(WHAT THE TASK REQUIRES): Pull out every line below holding the word "this".

[Source data]

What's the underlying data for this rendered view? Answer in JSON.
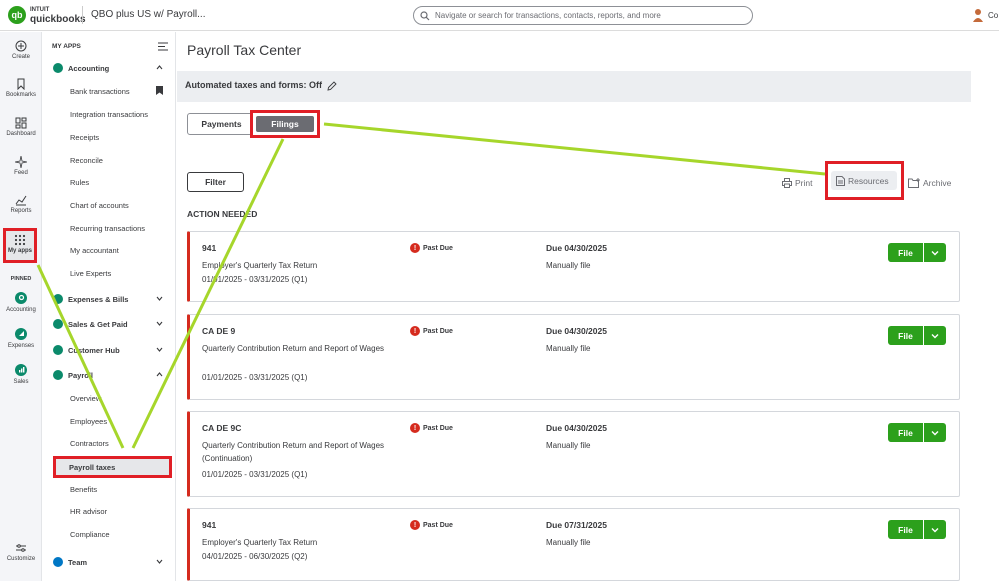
{
  "topbar": {
    "logo_mark": "qb",
    "logo_intuit": "INTUIT",
    "logo_name": "quickbooks",
    "company": "QBO plus US w/ Payroll...",
    "search_placeholder": "Navigate or search for transactions, contacts, reports, and more",
    "user_short": "Co"
  },
  "rail": {
    "items": [
      {
        "label": "Create",
        "icon": "plus-circle-icon"
      },
      {
        "label": "Bookmarks",
        "icon": "bookmark-icon"
      },
      {
        "label": "Dashboard",
        "icon": "dashboard-icon"
      },
      {
        "label": "Feed",
        "icon": "sparkle-icon"
      },
      {
        "label": "Reports",
        "icon": "chart-line-icon"
      }
    ],
    "my_apps": "My apps",
    "pinned_header": "PINNED",
    "pinned": [
      {
        "label": "Accounting",
        "color": "#0b8a6b"
      },
      {
        "label": "Expenses",
        "color": "#0b8a6b"
      },
      {
        "label": "Sales",
        "color": "#0b8a6b"
      }
    ],
    "customize": "Customize"
  },
  "sidebar": {
    "header": "MY APPS",
    "accounting": "Accounting",
    "accounting_items": [
      "Bank transactions",
      "Integration transactions",
      "Receipts",
      "Reconcile",
      "Rules",
      "Chart of accounts",
      "Recurring transactions",
      "My accountant",
      "Live Experts"
    ],
    "groups": [
      "Expenses & Bills",
      "Sales & Get Paid",
      "Customer Hub"
    ],
    "payroll": "Payroll",
    "payroll_items": [
      "Overview",
      "Employees",
      "Contractors"
    ],
    "active": "Payroll taxes",
    "payroll_items_after": [
      "Benefits",
      "HR advisor",
      "Compliance"
    ],
    "team": "Team"
  },
  "main": {
    "title": "Payroll Tax Center",
    "auto_text": "Automated taxes and forms: Off",
    "tabs": {
      "payments": "Payments",
      "filings": "Filings"
    },
    "filter": "Filter",
    "print": "Print",
    "resources": "Resources",
    "archive": "Archive",
    "action_needed": "ACTION NEEDED",
    "file_label": "File",
    "cards": [
      {
        "form": "941",
        "desc": "Employer's Quarterly Tax Return",
        "period": "01/01/2025 - 03/31/2025 (Q1)",
        "status": "Past Due",
        "due": "Due 04/30/2025",
        "method": "Manually file"
      },
      {
        "form": "CA DE 9",
        "desc": "Quarterly Contribution Return and Report of Wages",
        "period": "01/01/2025 - 03/31/2025 (Q1)",
        "status": "Past Due",
        "due": "Due 04/30/2025",
        "method": "Manually file"
      },
      {
        "form": "CA DE 9C",
        "desc": "Quarterly Contribution Return and Report of Wages (Continuation)",
        "period": "01/01/2025 - 03/31/2025 (Q1)",
        "status": "Past Due",
        "due": "Due 04/30/2025",
        "method": "Manually file"
      },
      {
        "form": "941",
        "desc": "Employer's Quarterly Tax Return",
        "period": "04/01/2025 - 06/30/2025 (Q2)",
        "status": "Past Due",
        "due": "Due 07/31/2025",
        "method": "Manually file"
      }
    ]
  },
  "colors": {
    "brand_green": "#2ca01c",
    "highlight_red": "#e01f26",
    "annotation_green": "#a6d62b",
    "past_due_red": "#d52b1e"
  }
}
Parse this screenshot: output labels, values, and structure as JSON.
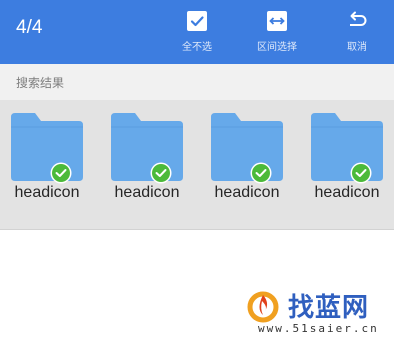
{
  "header": {
    "count": "4/4",
    "actions": [
      {
        "label": "全不选",
        "icon": "checkbox-checked-icon"
      },
      {
        "label": "区间选择",
        "icon": "range-select-icon"
      },
      {
        "label": "取消",
        "icon": "undo-arrow-icon"
      }
    ]
  },
  "section": {
    "label": "搜索结果"
  },
  "items": [
    {
      "name": "headicon",
      "selected": true
    },
    {
      "name": "headicon",
      "selected": true
    },
    {
      "name": "headicon",
      "selected": true
    },
    {
      "name": "headicon",
      "selected": true
    }
  ],
  "watermark": {
    "title": "找蓝网",
    "url": "www.51saier.cn"
  },
  "colors": {
    "accent": "#3d7de0",
    "folder": "#66a9ea",
    "check": "#4cba3a"
  }
}
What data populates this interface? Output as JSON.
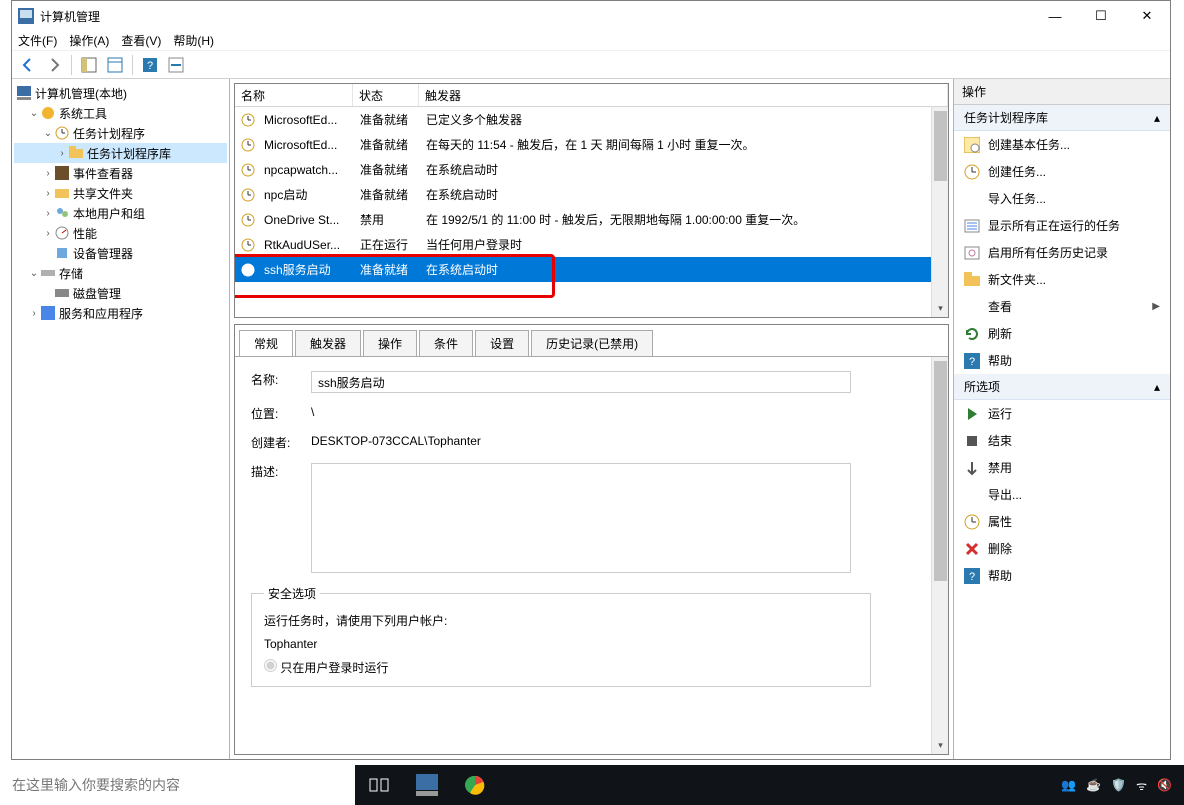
{
  "window": {
    "title": "计算机管理",
    "min": "—",
    "max": "☐",
    "close": "✕"
  },
  "menus": [
    "文件(F)",
    "操作(A)",
    "查看(V)",
    "帮助(H)"
  ],
  "tree": {
    "root": "计算机管理(本地)",
    "sys_tools": "系统工具",
    "task_sched": "任务计划程序",
    "task_lib": "任务计划程序库",
    "event_viewer": "事件查看器",
    "shared_folders": "共享文件夹",
    "local_users": "本地用户和组",
    "performance": "性能",
    "device_mgr": "设备管理器",
    "storage": "存储",
    "disk_mgmt": "磁盘管理",
    "services_apps": "服务和应用程序"
  },
  "task_columns": {
    "name": "名称",
    "status": "状态",
    "trigger": "触发器"
  },
  "tasks": [
    {
      "name": "MicrosoftEd...",
      "status": "准备就绪",
      "trigger": "已定义多个触发器"
    },
    {
      "name": "MicrosoftEd...",
      "status": "准备就绪",
      "trigger": "在每天的 11:54 - 触发后，在 1 天 期间每隔 1 小时 重复一次。"
    },
    {
      "name": "npcapwatch...",
      "status": "准备就绪",
      "trigger": "在系统启动时"
    },
    {
      "name": "npc启动",
      "status": "准备就绪",
      "trigger": "在系统启动时"
    },
    {
      "name": "OneDrive St...",
      "status": "禁用",
      "trigger": "在 1992/5/1 的 11:00 时 - 触发后，无限期地每隔 1.00:00:00 重复一次。"
    },
    {
      "name": "RtkAudUSer...",
      "status": "正在运行",
      "trigger": "当任何用户登录时"
    },
    {
      "name": "ssh服务启动",
      "status": "准备就绪",
      "trigger": "在系统启动时"
    }
  ],
  "detail_tabs": [
    "常规",
    "触发器",
    "操作",
    "条件",
    "设置",
    "历史记录(已禁用)"
  ],
  "detail": {
    "name_label": "名称:",
    "name_value": "ssh服务启动",
    "location_label": "位置:",
    "location_value": "\\",
    "author_label": "创建者:",
    "author_value": "DESKTOP-073CCAL\\Tophanter",
    "desc_label": "描述:",
    "security_legend": "安全选项",
    "security_text": "运行任务时，请使用下列用户帐户:",
    "security_user": "Tophanter",
    "run_only_logged": "只在用户登录时运行"
  },
  "actions": {
    "header": "操作",
    "section1": "任务计划程序库",
    "items1": [
      {
        "label": "创建基本任务...",
        "icon": "clock"
      },
      {
        "label": "创建任务...",
        "icon": "clock-o"
      },
      {
        "label": "导入任务...",
        "icon": "none"
      },
      {
        "label": "显示所有正在运行的任务",
        "icon": "list"
      },
      {
        "label": "启用所有任务历史记录",
        "icon": "history"
      },
      {
        "label": "新文件夹...",
        "icon": "folder"
      },
      {
        "label": "查看",
        "icon": "none",
        "arrow": true
      },
      {
        "label": "刷新",
        "icon": "refresh"
      },
      {
        "label": "帮助",
        "icon": "help"
      }
    ],
    "section2": "所选项",
    "items2": [
      {
        "label": "运行",
        "icon": "play"
      },
      {
        "label": "结束",
        "icon": "stop"
      },
      {
        "label": "禁用",
        "icon": "disable"
      },
      {
        "label": "导出...",
        "icon": "none"
      },
      {
        "label": "属性",
        "icon": "clock-o"
      },
      {
        "label": "删除",
        "icon": "delete"
      },
      {
        "label": "帮助",
        "icon": "help"
      }
    ]
  },
  "taskbar": {
    "search_placeholder": "在这里输入你要搜索的内容"
  }
}
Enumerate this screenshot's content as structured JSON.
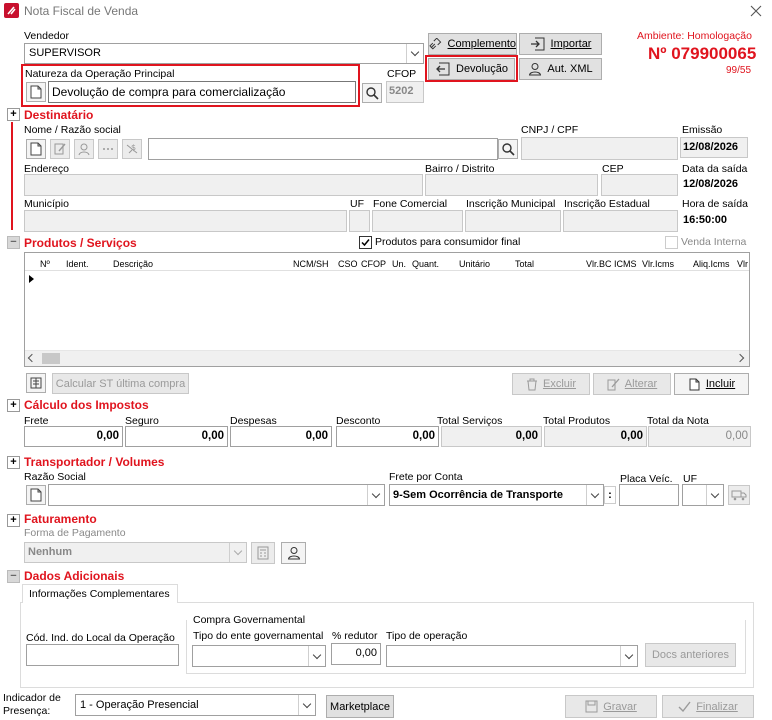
{
  "window": {
    "title": "Nota Fiscal de Venda"
  },
  "header": {
    "ambiente": "Ambiente: Homologação",
    "numero": "Nº 079900065",
    "serie": "99/55",
    "vendedor_label": "Vendedor",
    "vendedor_value": "SUPERVISOR",
    "natureza_label": "Natureza da Operação Principal",
    "natureza_value": "Devolução de compra para comercialização",
    "cfop_label": "CFOP",
    "cfop_value": "5202",
    "btn_complemento": "Complemento",
    "btn_importar": "Importar",
    "btn_devolucao": "Devolução",
    "btn_autxml": "Aut. XML"
  },
  "destinatario": {
    "title": "Destinatário",
    "nome_label": "Nome / Razão social",
    "cnpj_label": "CNPJ / CPF",
    "emissao_label": "Emissão",
    "emissao_value": "12/08/2026",
    "endereco_label": "Endereço",
    "bairro_label": "Bairro / Distrito",
    "cep_label": "CEP",
    "data_saida_label": "Data da saída",
    "data_saida_value": "12/08/2026",
    "municipio_label": "Município",
    "uf_label": "UF",
    "fone_label": "Fone Comercial",
    "im_label": "Inscrição Municipal",
    "ie_label": "Inscrição Estadual",
    "hora_saida_label": "Hora de saída",
    "hora_saida_value": "16:50:00"
  },
  "produtos": {
    "title": "Produtos / Serviços",
    "consumidor_final": "Produtos para consumidor final",
    "venda_interna": "Venda Interna",
    "columns": [
      "Nº",
      "Ident.",
      "Descrição",
      "NCM/SH",
      "CSO",
      "CFOP",
      "Un.",
      "Quant.",
      "Unitário",
      "Total",
      "Vlr.BC ICMS",
      "Vlr.Icms",
      "Aliq.Icms",
      "Vlr"
    ],
    "btn_calcular": "Calcular ST última compra",
    "btn_excluir": "Excluir",
    "btn_alterar": "Alterar",
    "btn_incluir": "Incluir"
  },
  "impostos": {
    "title": "Cálculo dos Impostos",
    "fields": [
      {
        "label": "Frete",
        "value": "0,00"
      },
      {
        "label": "Seguro",
        "value": "0,00"
      },
      {
        "label": "Despesas",
        "value": "0,00"
      },
      {
        "label": "Desconto",
        "value": "0,00"
      },
      {
        "label": "Total Serviços",
        "value": "0,00"
      },
      {
        "label": "Total Produtos",
        "value": "0,00"
      },
      {
        "label": "Total da Nota",
        "value": "0,00"
      }
    ]
  },
  "transportador": {
    "title": "Transportador / Volumes",
    "razao_label": "Razão Social",
    "frete_label": "Frete por Conta",
    "frete_value": "9-Sem Ocorrência de Transporte",
    "placa_label": "Placa Veíc.",
    "uf_label": "UF",
    "sep": ":"
  },
  "faturamento": {
    "title": "Faturamento",
    "forma_label": "Forma de Pagamento",
    "forma_value": "Nenhum"
  },
  "dados": {
    "title": "Dados Adicionais",
    "tab": "Informações Complementares",
    "compra_gov": "Compra Governamental",
    "cod_local_label": "Cód. Ind. do Local da Operação",
    "tipo_ente_label": "Tipo do ente governamental",
    "redutor_label": "% redutor",
    "redutor_value": "0,00",
    "tipo_op_label": "Tipo de operação",
    "btn_docs": "Docs anteriores"
  },
  "footer": {
    "indicador_label_1": "Indicador de",
    "indicador_label_2": "Presença:",
    "indicador_value": "1 - Operação Presencial",
    "btn_marketplace": "Marketplace",
    "btn_gravar": "Gravar",
    "btn_finalizar": "Finalizar"
  },
  "colors": {
    "accent": "#e0141e"
  }
}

(RESPONSE BOX):
What's the underlying data for this rendered view? Answer in JSON.
Parse this screenshot: output labels, values, and structure as JSON.
What data populates this interface? Output as JSON.
Enumerate this screenshot's content as structured JSON.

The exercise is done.